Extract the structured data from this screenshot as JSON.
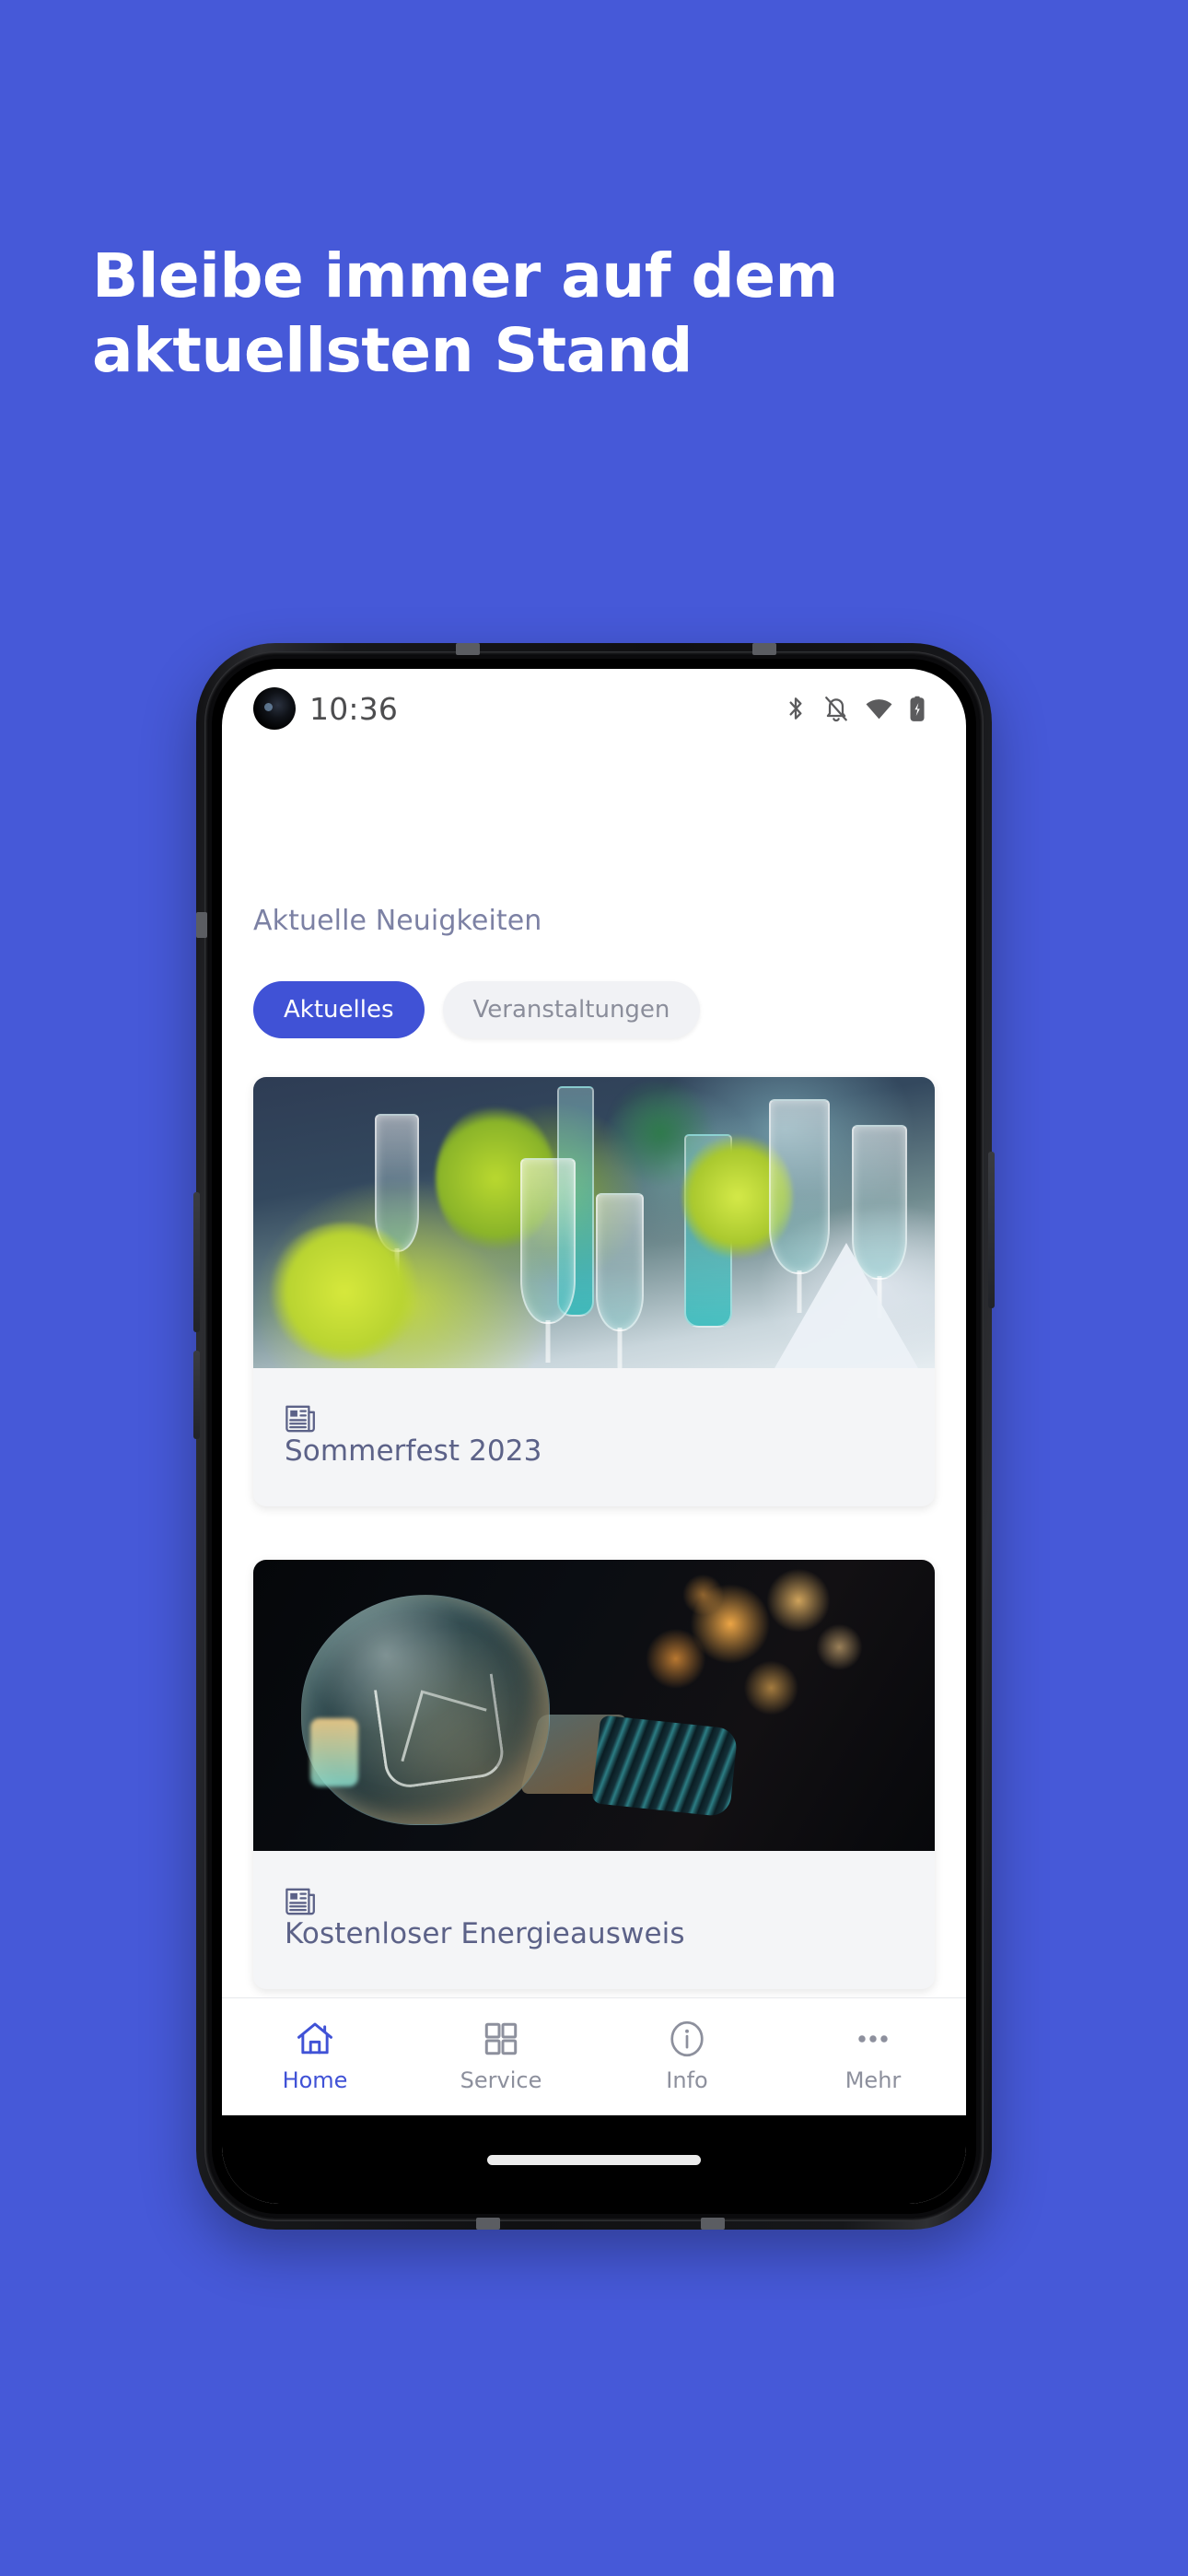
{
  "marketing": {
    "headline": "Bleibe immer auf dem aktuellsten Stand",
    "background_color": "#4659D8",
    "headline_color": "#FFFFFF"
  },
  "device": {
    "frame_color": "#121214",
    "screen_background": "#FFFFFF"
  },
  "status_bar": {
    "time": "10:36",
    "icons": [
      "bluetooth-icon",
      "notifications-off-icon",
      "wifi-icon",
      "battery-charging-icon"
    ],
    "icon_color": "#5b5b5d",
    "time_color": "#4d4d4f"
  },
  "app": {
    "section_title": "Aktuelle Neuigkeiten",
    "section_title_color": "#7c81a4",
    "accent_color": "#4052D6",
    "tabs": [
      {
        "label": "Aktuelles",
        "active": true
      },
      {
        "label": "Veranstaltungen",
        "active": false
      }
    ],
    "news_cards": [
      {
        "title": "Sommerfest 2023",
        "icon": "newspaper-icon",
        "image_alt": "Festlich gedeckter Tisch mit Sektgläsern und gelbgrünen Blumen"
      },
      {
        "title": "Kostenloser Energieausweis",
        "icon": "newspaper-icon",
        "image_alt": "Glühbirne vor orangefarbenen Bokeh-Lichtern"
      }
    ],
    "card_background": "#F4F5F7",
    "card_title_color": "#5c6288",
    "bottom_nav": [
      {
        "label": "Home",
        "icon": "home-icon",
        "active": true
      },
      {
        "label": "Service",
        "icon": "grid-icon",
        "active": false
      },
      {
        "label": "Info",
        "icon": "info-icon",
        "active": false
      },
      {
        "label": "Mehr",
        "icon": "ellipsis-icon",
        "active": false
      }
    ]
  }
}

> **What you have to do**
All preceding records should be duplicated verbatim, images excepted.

> **Written answer**
Extract the structured data from this screenshot as JSON.
{
  "marketing": {
    "headline": "Bleibe immer auf dem aktuellsten Stand",
    "background_color": "#4659D8",
    "headline_color": "#FFFFFF"
  },
  "device": {
    "frame_color": "#121214",
    "screen_background": "#FFFFFF"
  },
  "status_bar": {
    "time": "10:36",
    "icons": [
      "bluetooth-icon",
      "notifications-off-icon",
      "wifi-icon",
      "battery-charging-icon"
    ],
    "icon_color": "#5b5b5d",
    "time_color": "#4d4d4f"
  },
  "app": {
    "section_title": "Aktuelle Neuigkeiten",
    "section_title_color": "#7c81a4",
    "accent_color": "#4052D6",
    "tabs": [
      {
        "label": "Aktuelles",
        "active": true
      },
      {
        "label": "Veranstaltungen",
        "active": false
      }
    ],
    "news_cards": [
      {
        "title": "Sommerfest 2023",
        "icon": "newspaper-icon",
        "image_alt": "Festlich gedeckter Tisch mit Sektgläsern und gelbgrünen Blumen"
      },
      {
        "title": "Kostenloser Energieausweis",
        "icon": "newspaper-icon",
        "image_alt": "Glühbirne vor orangefarbenen Bokeh-Lichtern"
      }
    ],
    "card_background": "#F4F5F7",
    "card_title_color": "#5c6288",
    "bottom_nav": [
      {
        "label": "Home",
        "icon": "home-icon",
        "active": true
      },
      {
        "label": "Service",
        "icon": "grid-icon",
        "active": false
      },
      {
        "label": "Info",
        "icon": "info-icon",
        "active": false
      },
      {
        "label": "Mehr",
        "icon": "ellipsis-icon",
        "active": false
      }
    ]
  }
}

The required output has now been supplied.